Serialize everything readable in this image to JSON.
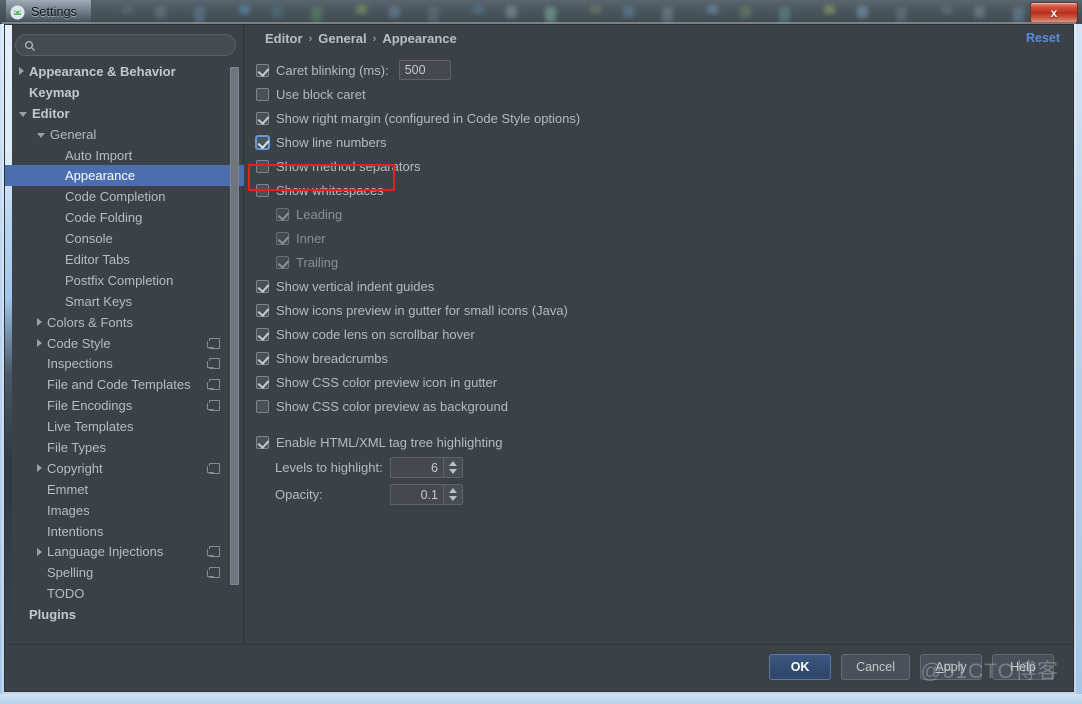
{
  "window": {
    "title": "Settings",
    "app_icon": "android-studio-icon",
    "close_label": "x"
  },
  "search": {
    "value": "",
    "placeholder": "",
    "icon": "search-icon"
  },
  "sidebar": {
    "items": [
      {
        "label": "Appearance & Behavior",
        "indent": 0,
        "twisty": "right",
        "bold": true,
        "selected": false,
        "badge": false
      },
      {
        "label": "Keymap",
        "indent": 0,
        "twisty": "none",
        "bold": true,
        "selected": false,
        "badge": false
      },
      {
        "label": "Editor",
        "indent": 0,
        "twisty": "down",
        "bold": true,
        "selected": false,
        "badge": false
      },
      {
        "label": "General",
        "indent": 1,
        "twisty": "down",
        "bold": false,
        "selected": false,
        "badge": false
      },
      {
        "label": "Auto Import",
        "indent": 2,
        "twisty": "none",
        "bold": false,
        "selected": false,
        "badge": false
      },
      {
        "label": "Appearance",
        "indent": 2,
        "twisty": "none",
        "bold": false,
        "selected": true,
        "badge": false
      },
      {
        "label": "Code Completion",
        "indent": 2,
        "twisty": "none",
        "bold": false,
        "selected": false,
        "badge": false
      },
      {
        "label": "Code Folding",
        "indent": 2,
        "twisty": "none",
        "bold": false,
        "selected": false,
        "badge": false
      },
      {
        "label": "Console",
        "indent": 2,
        "twisty": "none",
        "bold": false,
        "selected": false,
        "badge": false
      },
      {
        "label": "Editor Tabs",
        "indent": 2,
        "twisty": "none",
        "bold": false,
        "selected": false,
        "badge": false
      },
      {
        "label": "Postfix Completion",
        "indent": 2,
        "twisty": "none",
        "bold": false,
        "selected": false,
        "badge": false
      },
      {
        "label": "Smart Keys",
        "indent": 2,
        "twisty": "none",
        "bold": false,
        "selected": false,
        "badge": false
      },
      {
        "label": "Colors & Fonts",
        "indent": 1,
        "twisty": "right",
        "bold": false,
        "selected": false,
        "badge": false
      },
      {
        "label": "Code Style",
        "indent": 1,
        "twisty": "right",
        "bold": false,
        "selected": false,
        "badge": true
      },
      {
        "label": "Inspections",
        "indent": 1,
        "twisty": "none",
        "bold": false,
        "selected": false,
        "badge": true
      },
      {
        "label": "File and Code Templates",
        "indent": 1,
        "twisty": "none",
        "bold": false,
        "selected": false,
        "badge": true
      },
      {
        "label": "File Encodings",
        "indent": 1,
        "twisty": "none",
        "bold": false,
        "selected": false,
        "badge": true
      },
      {
        "label": "Live Templates",
        "indent": 1,
        "twisty": "none",
        "bold": false,
        "selected": false,
        "badge": false
      },
      {
        "label": "File Types",
        "indent": 1,
        "twisty": "none",
        "bold": false,
        "selected": false,
        "badge": false
      },
      {
        "label": "Copyright",
        "indent": 1,
        "twisty": "right",
        "bold": false,
        "selected": false,
        "badge": true
      },
      {
        "label": "Emmet",
        "indent": 1,
        "twisty": "none",
        "bold": false,
        "selected": false,
        "badge": false
      },
      {
        "label": "Images",
        "indent": 1,
        "twisty": "none",
        "bold": false,
        "selected": false,
        "badge": false
      },
      {
        "label": "Intentions",
        "indent": 1,
        "twisty": "none",
        "bold": false,
        "selected": false,
        "badge": false
      },
      {
        "label": "Language Injections",
        "indent": 1,
        "twisty": "right",
        "bold": false,
        "selected": false,
        "badge": true
      },
      {
        "label": "Spelling",
        "indent": 1,
        "twisty": "none",
        "bold": false,
        "selected": false,
        "badge": true
      },
      {
        "label": "TODO",
        "indent": 1,
        "twisty": "none",
        "bold": false,
        "selected": false,
        "badge": false
      },
      {
        "label": "Plugins",
        "indent": 0,
        "twisty": "none",
        "bold": true,
        "selected": false,
        "badge": false
      }
    ]
  },
  "main": {
    "breadcrumb": [
      "Editor",
      "General",
      "Appearance"
    ],
    "breadcrumb_separator": "›",
    "reset_label": "Reset",
    "options": [
      {
        "id": "caret-blinking",
        "label": "Caret blinking (ms):",
        "checked": true,
        "state": "normal",
        "indent": 0,
        "field": "500"
      },
      {
        "id": "use-block-caret",
        "label": "Use block caret",
        "checked": false,
        "state": "normal",
        "indent": 0
      },
      {
        "id": "show-right-margin",
        "label": "Show right margin (configured in Code Style options)",
        "checked": true,
        "state": "normal",
        "indent": 0
      },
      {
        "id": "show-line-numbers",
        "label": "Show line numbers",
        "checked": true,
        "state": "focus",
        "indent": 0
      },
      {
        "id": "show-method-separators",
        "label": "Show method separators",
        "checked": false,
        "state": "normal",
        "indent": 0
      },
      {
        "id": "show-whitespaces",
        "label": "Show whitespaces",
        "checked": false,
        "state": "normal",
        "indent": 0
      },
      {
        "id": "whitespace-leading",
        "label": "Leading",
        "checked": true,
        "state": "dimmed",
        "indent": 1
      },
      {
        "id": "whitespace-inner",
        "label": "Inner",
        "checked": true,
        "state": "dimmed",
        "indent": 1
      },
      {
        "id": "whitespace-trailing",
        "label": "Trailing",
        "checked": true,
        "state": "dimmed",
        "indent": 1
      },
      {
        "id": "show-vertical-indent-guides",
        "label": "Show vertical indent guides",
        "checked": true,
        "state": "normal",
        "indent": 0
      },
      {
        "id": "show-icons-preview-gutter",
        "label": "Show icons preview in gutter for small icons (Java)",
        "checked": true,
        "state": "normal",
        "indent": 0
      },
      {
        "id": "show-code-lens",
        "label": "Show code lens on scrollbar hover",
        "checked": true,
        "state": "normal",
        "indent": 0
      },
      {
        "id": "show-breadcrumbs",
        "label": "Show breadcrumbs",
        "checked": true,
        "state": "normal",
        "indent": 0
      },
      {
        "id": "show-css-color-icon",
        "label": "Show CSS color preview icon in gutter",
        "checked": true,
        "state": "normal",
        "indent": 0
      },
      {
        "id": "show-css-color-background",
        "label": "Show CSS color preview as background",
        "checked": false,
        "state": "normal",
        "indent": 0
      }
    ],
    "html_section": {
      "enable_label": "Enable HTML/XML tag tree highlighting",
      "enable_checked": true,
      "levels_label": "Levels to highlight:",
      "levels_value": "6",
      "opacity_label": "Opacity:",
      "opacity_value": "0.1"
    },
    "annotation": {
      "type": "red-rectangle",
      "target": "show-line-numbers",
      "color": "#ee1c1c"
    }
  },
  "footer": {
    "ok_label": "OK",
    "cancel_label": "Cancel",
    "apply_label": "Apply",
    "apply_mnemonic": "A",
    "help_label": "Help"
  },
  "watermark": {
    "text": "@51CTO博客"
  },
  "colors": {
    "dialog_bg": "#3c4147",
    "selection": "#4b6eaf",
    "link": "#5a8bd6",
    "annotation": "#ee1c1c",
    "text": "#b4bac0"
  }
}
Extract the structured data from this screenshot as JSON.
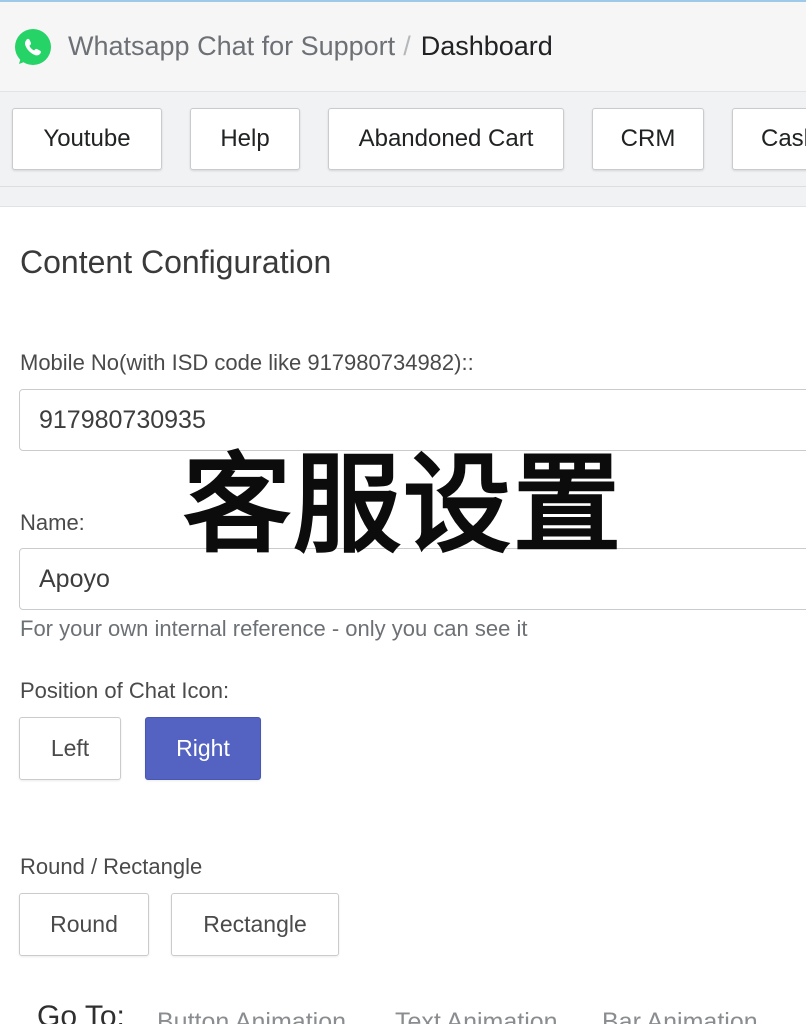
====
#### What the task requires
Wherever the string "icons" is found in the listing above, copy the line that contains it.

#### Task output
        "id": "show-icons-preview-gutter",
        "label": "Show icons preview in gutter for small icons (Java)",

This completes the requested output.